Ms. Fougere met Ms. Rutherford, an assistant professor of psychology at McMaster, in the spring of 2003. Ms. Fougere is a founder of the Canadian National Autism Foundation, which raises money for Canadian research. She invited Ms. Rutherford to be a keynote speaker at a fundraising event, and it was at dinner later that night she told Ms. Rutherford about the journals she could not get other researchers interested in.
The chance to observe twins offered the perfect "control," Ms. Rutherford says, because there's no difference that might be based on race, socio-economic levels, diets, chemical exposure or other factors that could explain autism
Nathan entered the world first: He was delivered vaginally, five weeks premature. Tasha was delivered via emergency Caesarean section 35 minutes later, the umbilical cord wrapped around her neck. While both babies experienced distress, Tasha's was the more traumatic birth -- which goes against the theory that a traumatic delivery causes autism.
Nathan continued at first to be the stronger twin. But then he started to show subtle signs of autism.
By age six months, Tasha started using labels for objects and people. Nathan, who suffered early hearing loss from numerous ear infections, did not, and was doing "double-phrasing," for example, "tee tee" and "po po." During the second year, he would point, or grunt at something he wanted, "because the words weren't there," Ms. Fougere remembers.
Tasha preferred family to strangers. Nathan shied away from both.
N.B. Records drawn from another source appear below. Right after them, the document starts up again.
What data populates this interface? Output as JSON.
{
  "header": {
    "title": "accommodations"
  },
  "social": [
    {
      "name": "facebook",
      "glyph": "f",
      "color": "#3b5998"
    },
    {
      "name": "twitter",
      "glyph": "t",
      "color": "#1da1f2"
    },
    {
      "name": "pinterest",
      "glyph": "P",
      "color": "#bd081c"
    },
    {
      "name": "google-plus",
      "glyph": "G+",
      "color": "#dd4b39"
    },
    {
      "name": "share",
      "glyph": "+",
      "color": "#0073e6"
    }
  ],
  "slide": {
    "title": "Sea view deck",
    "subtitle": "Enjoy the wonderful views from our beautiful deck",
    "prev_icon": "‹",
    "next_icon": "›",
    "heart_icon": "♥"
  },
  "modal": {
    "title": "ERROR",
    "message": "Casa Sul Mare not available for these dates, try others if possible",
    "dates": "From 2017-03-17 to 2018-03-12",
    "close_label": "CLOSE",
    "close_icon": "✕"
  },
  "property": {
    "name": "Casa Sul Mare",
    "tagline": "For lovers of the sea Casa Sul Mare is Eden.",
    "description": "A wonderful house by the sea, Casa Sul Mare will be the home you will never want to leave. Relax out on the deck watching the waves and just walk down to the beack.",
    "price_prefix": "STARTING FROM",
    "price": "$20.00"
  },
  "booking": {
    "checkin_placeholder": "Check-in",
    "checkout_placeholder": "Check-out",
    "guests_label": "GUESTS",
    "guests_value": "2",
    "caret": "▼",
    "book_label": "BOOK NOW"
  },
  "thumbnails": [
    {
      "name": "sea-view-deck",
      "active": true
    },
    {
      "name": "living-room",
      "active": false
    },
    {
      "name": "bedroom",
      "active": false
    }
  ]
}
By 11 months of age, he was making less eye contact and showing less affection. He would hide behind a chair and ignore visitors. By age two, he had an intense interest in patterns and puzzles. Ms. Fougere recalls how he "dumped the puzzle out of boxes, the pieces upside down and, not looking at the face of them, grabbed the right piece to do the puzzle." He lined toys and objects up in rows, or by colour.
At age three, he started to squint and "peek through his eyes." He started banging his head against the wall and floor, and spinning in circles. If he hurt himself, he did not look for comfort.
Nathan was diagnosed with autism when he was three and a half. What is remarkable, Ms. Rutherford says, is how early he showed symptoms.
"I think that it gives us a clue about what's going on in this early development in autism."
Ms. Fougere still marks down things every day. Nathan continues to struggle with language, but he is in a regular classroom with his twin.